The bitcoin marketplace Brawker has announced it will be closing down because of the strength of competition in the bitcoin space. The Spondoolies-Tech bitcoin mining corporation believes only the strongest teams will survive.

In a move that made the headlines of all major digital currency news agencies, Brawker announced on its blog that the company is closing at the end of April:

“We are sorry to inform you that we will not be continuing the service any longer. We have tried to keep Brawker running for as long as possible, and put a lot of time and effort into it.”

Sadly, bitcoin users are accustomed to stories about scams and hacks. As CoinFox previously reported, bitcoin scams have cost the economy $11 million over the past three years. But this time, the closure is not the result of a scam or a hackers’ attack. The once popular bitcoin marketplace is closing its doors simply because they feel the growth rate is insufficient. They state that “though Brawker has a lot of happy users, all good things have to come to an end”. Customers will have until the end of April to finish all their outstanding orders and withdraw their money.

Brawker was one of the first bitcoin companies to decentralize their bitcoin buying service and integrate multi-signature bitcoin transactions. It made it possible for customers to buy bitcoins and spend them on various goods. At the end of 2013, when it was founded, there were few merchants who had adopted bitcoin and the company was really popular, says the Bitcoin Magazine. However, as Brawker’s blogpost notes, “the bitcoin community came up with many great startups and the environment is very different from what it was 18 months ago, when we started working on this project.”


While the speed of changes is an important factor for consumer-oriented bitcoin applications, it is even more crucial for the bitcoin mining industry, says Guy Corem, the CEO of the mining company Spondoolies-Tech. In a recent interview for Cointelegraph, he stated that “the pace of development in the bitcoin world is unlike any other industry” and the competition between bitcoin miners is similar to an arms race.
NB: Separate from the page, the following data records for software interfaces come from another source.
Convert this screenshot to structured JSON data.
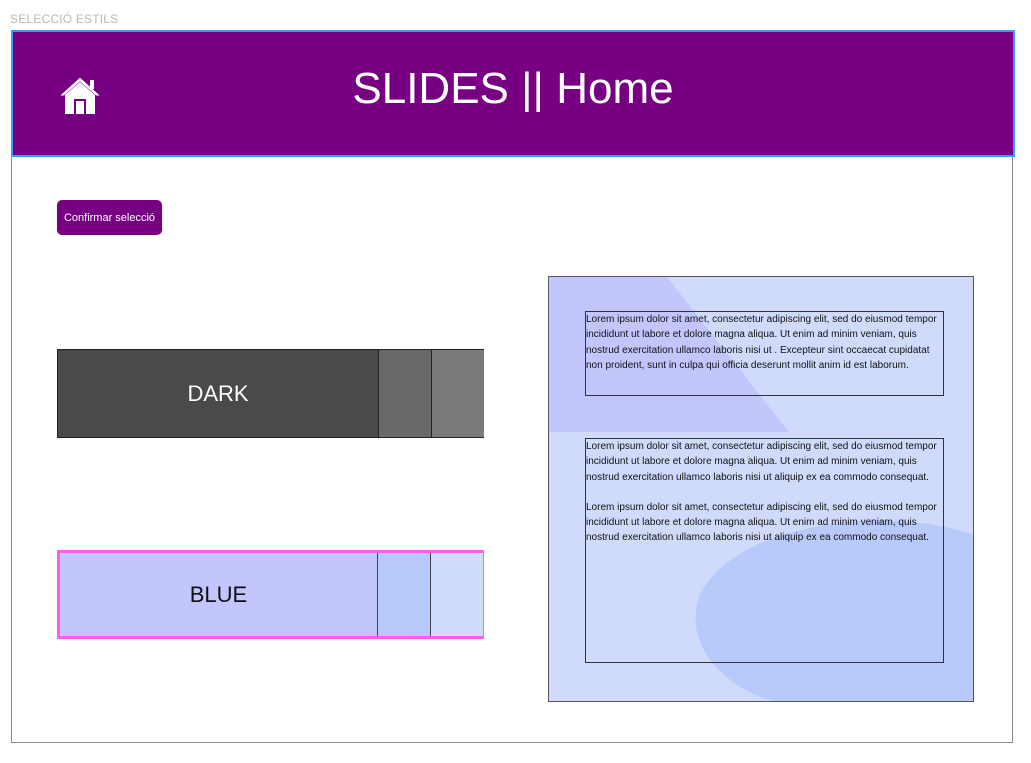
{
  "frame_label": "SELECCIÓ ESTILS",
  "header": {
    "title": "SLIDES || Home",
    "home_icon": "home-icon",
    "bg_color": "#770082"
  },
  "confirm_button": {
    "label": "Confirmar selecció"
  },
  "themes": [
    {
      "label": "DARK",
      "colors": [
        "#4a4a4a",
        "#696969",
        "#7a7a7a"
      ],
      "selected": false
    },
    {
      "label": "BLUE",
      "colors": [
        "#c2c6fc",
        "#b8cafc",
        "#d1dcfd"
      ],
      "selected": true
    }
  ],
  "preview": {
    "box1": "Lorem ipsum dolor sit amet, consectetur adipiscing elit, sed do eiusmod tempor incididunt ut labore et dolore magna aliqua. Ut enim ad minim veniam, quis nostrud exercitation ullamco laboris nisi ut . Excepteur sint occaecat cupidatat non proident, sunt in culpa qui officia deserunt mollit anim id est laborum.",
    "box2_p1": "Lorem ipsum dolor sit amet, consectetur adipiscing elit, sed do eiusmod tempor incididunt ut labore et dolore magna aliqua. Ut enim ad minim veniam, quis nostrud exercitation ullamco laboris nisi ut aliquip ex ea commodo consequat.",
    "box2_p2": "Lorem ipsum dolor sit amet, consectetur adipiscing elit, sed do eiusmod tempor incididunt ut labore et dolore magna aliqua. Ut enim ad minim veniam, quis nostrud exercitation ullamco laboris nisi ut aliquip ex ea commodo consequat."
  }
}
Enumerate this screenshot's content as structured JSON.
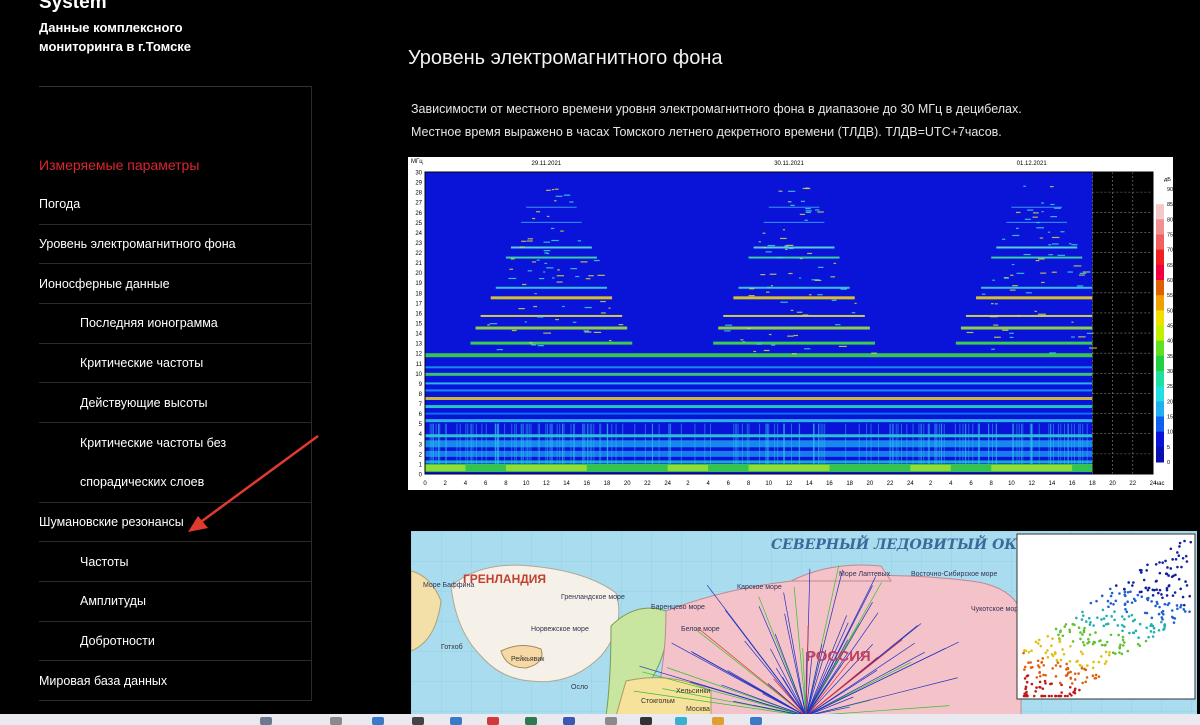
{
  "sidebar": {
    "brand_system": "System",
    "brand_subtitle": "Данные комплексного мониторинга в г.Томске",
    "nav_header": "Измеряемые параметры",
    "items": [
      {
        "label": "Погода"
      },
      {
        "label": "Уровень электромагнитного фона"
      },
      {
        "label": "Ионосферные данные"
      },
      {
        "label": "Последняя ионограмма"
      },
      {
        "label": "Критические частоты"
      },
      {
        "label": "Действующие высоты"
      },
      {
        "label": "Критические частоты без"
      },
      {
        "label": "спорадических слоев"
      },
      {
        "label": "Шумановские резонансы"
      },
      {
        "label": "Частоты"
      },
      {
        "label": "Амплитуды"
      },
      {
        "label": "Добротности"
      },
      {
        "label": "Мировая база данных"
      }
    ]
  },
  "main": {
    "title": "Уровень электромагнитного фона",
    "description_line1": "Зависимости от местного времени уровня электромагнитного фона в диапазоне до 30 МГц в децибелах.",
    "description_line2": "Местное время выражено в часах Томского летнего декретного времени (ТЛДВ). ТЛДВ=UTC+7часов."
  },
  "spectrogram": {
    "y_unit": "МГц",
    "x_unit": "час",
    "colorbar_unit": "дБ",
    "date_labels": [
      "29.11.2021",
      "30.11.2021",
      "01.12.2021"
    ],
    "y_ticks": [
      "0",
      "1",
      "2",
      "3",
      "4",
      "5",
      "6",
      "7",
      "8",
      "9",
      "10",
      "11",
      "12",
      "13",
      "14",
      "15",
      "16",
      "17",
      "18",
      "19",
      "20",
      "21",
      "22",
      "23",
      "24",
      "25",
      "26",
      "27",
      "28",
      "29",
      "30"
    ],
    "x_ticks": [
      "0",
      "2",
      "4",
      "6",
      "8",
      "10",
      "12",
      "14",
      "16",
      "18",
      "20",
      "22",
      "24",
      "2",
      "4",
      "6",
      "8",
      "10",
      "12",
      "14",
      "16",
      "18",
      "20",
      "22",
      "24",
      "2",
      "4",
      "6",
      "8",
      "10",
      "12",
      "14",
      "16",
      "18",
      "20",
      "22",
      "24"
    ],
    "colorbar_ticks": [
      "90",
      "85",
      "80",
      "75",
      "70",
      "65",
      "60",
      "55",
      "50",
      "45",
      "40",
      "35",
      "30",
      "25",
      "20",
      "15",
      "10",
      "5",
      "0"
    ]
  },
  "map": {
    "ocean_label": "СЕВЕРНЫЙ ЛЕДОВИТЫЙ ОКЕАН",
    "greenland_label": "ГРЕНЛАНДИЯ",
    "russia_label": "РОССИЯ",
    "sea_labels": [
      "Море Баффина",
      "Гренландское море",
      "Баренцево море",
      "Норвежское море",
      "Карское море",
      "Море Лаптевых",
      "Восточно-Сибирское море",
      "Чукотское море",
      "Белое море"
    ],
    "city_labels": [
      "Рейкьявик",
      "Осло",
      "Стокгольм",
      "Хельсинки",
      "Москва",
      "Готхоб"
    ]
  },
  "colors": {
    "accent_red": "#d9262f",
    "spectro_background": "#0a14d8"
  }
}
From his point of view, “the price of bitcoin is only one of the parameters that determine the profitability of mining”. Even at low prices, bitcoin mining can be profitable. Efficiency and quick response to changes are much more important:

“At this point, it is safe to say that in a few months only the companies with the strongest engineering teams will survive. In this industry and with current costs one mistake is all it takes.”

CoinFox recently reported on problems experienced by both both customer-oriented and mining companies. At the end of January, a major mining company, CoinTerra, declared its bankruptcy. More recently, another mining company, GAW Miners, was accused by the Mississippi Electric Company of failing to pay for electricity and was sued for $350,000. A week ago, the US-based bitcoin exchange Buttercoin closed its doors.


Alexey Tereshchenko